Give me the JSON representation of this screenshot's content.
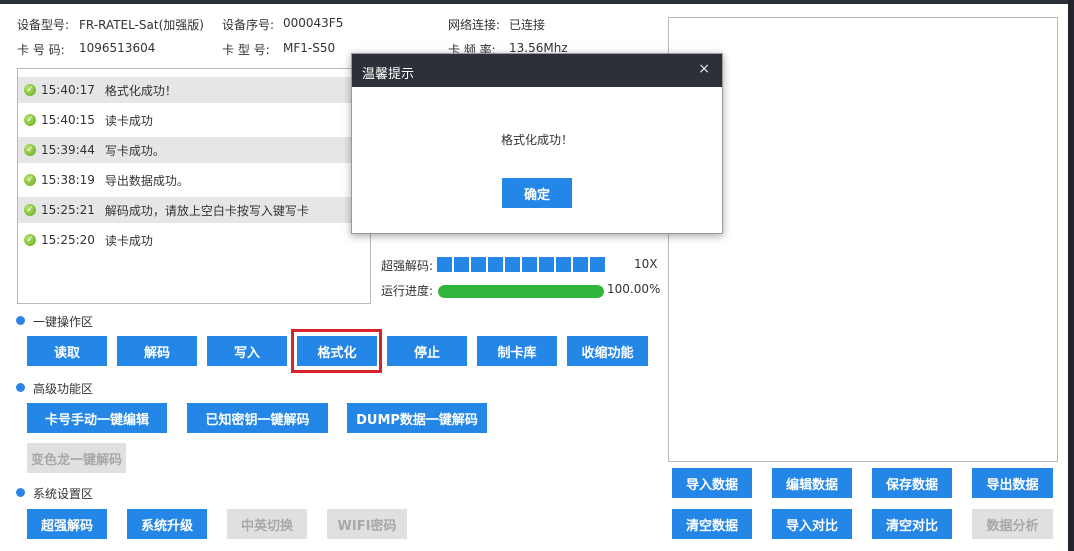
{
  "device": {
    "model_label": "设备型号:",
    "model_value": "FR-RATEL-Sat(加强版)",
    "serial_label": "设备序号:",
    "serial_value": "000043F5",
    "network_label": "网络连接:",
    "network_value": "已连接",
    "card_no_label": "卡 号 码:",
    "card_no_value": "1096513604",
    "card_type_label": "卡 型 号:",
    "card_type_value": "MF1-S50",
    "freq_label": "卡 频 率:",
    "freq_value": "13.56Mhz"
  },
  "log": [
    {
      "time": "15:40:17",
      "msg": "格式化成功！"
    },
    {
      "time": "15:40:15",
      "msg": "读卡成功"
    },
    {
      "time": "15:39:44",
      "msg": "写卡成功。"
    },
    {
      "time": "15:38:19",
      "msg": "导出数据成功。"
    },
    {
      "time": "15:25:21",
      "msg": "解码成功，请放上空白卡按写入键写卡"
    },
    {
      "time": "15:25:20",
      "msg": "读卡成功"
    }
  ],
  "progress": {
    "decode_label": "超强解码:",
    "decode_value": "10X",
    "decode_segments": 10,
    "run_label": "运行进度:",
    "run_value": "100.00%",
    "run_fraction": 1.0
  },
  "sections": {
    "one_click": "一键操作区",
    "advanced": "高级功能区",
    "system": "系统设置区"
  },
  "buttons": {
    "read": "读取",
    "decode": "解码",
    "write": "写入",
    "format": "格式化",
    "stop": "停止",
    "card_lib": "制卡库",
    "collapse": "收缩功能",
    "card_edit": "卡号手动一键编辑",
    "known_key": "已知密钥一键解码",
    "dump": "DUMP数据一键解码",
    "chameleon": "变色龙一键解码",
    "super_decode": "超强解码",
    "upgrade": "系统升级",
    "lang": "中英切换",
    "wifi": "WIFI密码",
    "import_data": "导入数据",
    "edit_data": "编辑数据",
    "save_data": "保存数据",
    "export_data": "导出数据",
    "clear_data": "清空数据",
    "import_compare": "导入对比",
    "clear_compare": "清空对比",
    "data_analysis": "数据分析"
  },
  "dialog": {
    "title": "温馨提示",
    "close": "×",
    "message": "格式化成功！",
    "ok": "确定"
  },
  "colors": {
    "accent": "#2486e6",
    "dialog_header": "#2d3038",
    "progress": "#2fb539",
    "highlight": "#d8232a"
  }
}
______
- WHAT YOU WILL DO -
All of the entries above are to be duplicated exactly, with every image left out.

- WRITTEN SOLUTION -
Give me the JSON representation of this screenshot's content.
{
  "device": {
    "model_label": "设备型号:",
    "model_value": "FR-RATEL-Sat(加强版)",
    "serial_label": "设备序号:",
    "serial_value": "000043F5",
    "network_label": "网络连接:",
    "network_value": "已连接",
    "card_no_label": "卡 号 码:",
    "card_no_value": "1096513604",
    "card_type_label": "卡 型 号:",
    "card_type_value": "MF1-S50",
    "freq_label": "卡 频 率:",
    "freq_value": "13.56Mhz"
  },
  "log": [
    {
      "time": "15:40:17",
      "msg": "格式化成功！"
    },
    {
      "time": "15:40:15",
      "msg": "读卡成功"
    },
    {
      "time": "15:39:44",
      "msg": "写卡成功。"
    },
    {
      "time": "15:38:19",
      "msg": "导出数据成功。"
    },
    {
      "time": "15:25:21",
      "msg": "解码成功，请放上空白卡按写入键写卡"
    },
    {
      "time": "15:25:20",
      "msg": "读卡成功"
    }
  ],
  "progress": {
    "decode_label": "超强解码:",
    "decode_value": "10X",
    "decode_segments": 10,
    "run_label": "运行进度:",
    "run_value": "100.00%",
    "run_fraction": 1.0
  },
  "sections": {
    "one_click": "一键操作区",
    "advanced": "高级功能区",
    "system": "系统设置区"
  },
  "buttons": {
    "read": "读取",
    "decode": "解码",
    "write": "写入",
    "format": "格式化",
    "stop": "停止",
    "card_lib": "制卡库",
    "collapse": "收缩功能",
    "card_edit": "卡号手动一键编辑",
    "known_key": "已知密钥一键解码",
    "dump": "DUMP数据一键解码",
    "chameleon": "变色龙一键解码",
    "super_decode": "超强解码",
    "upgrade": "系统升级",
    "lang": "中英切换",
    "wifi": "WIFI密码",
    "import_data": "导入数据",
    "edit_data": "编辑数据",
    "save_data": "保存数据",
    "export_data": "导出数据",
    "clear_data": "清空数据",
    "import_compare": "导入对比",
    "clear_compare": "清空对比",
    "data_analysis": "数据分析"
  },
  "dialog": {
    "title": "温馨提示",
    "close": "×",
    "message": "格式化成功！",
    "ok": "确定"
  },
  "colors": {
    "accent": "#2486e6",
    "dialog_header": "#2d3038",
    "progress": "#2fb539",
    "highlight": "#d8232a"
  }
}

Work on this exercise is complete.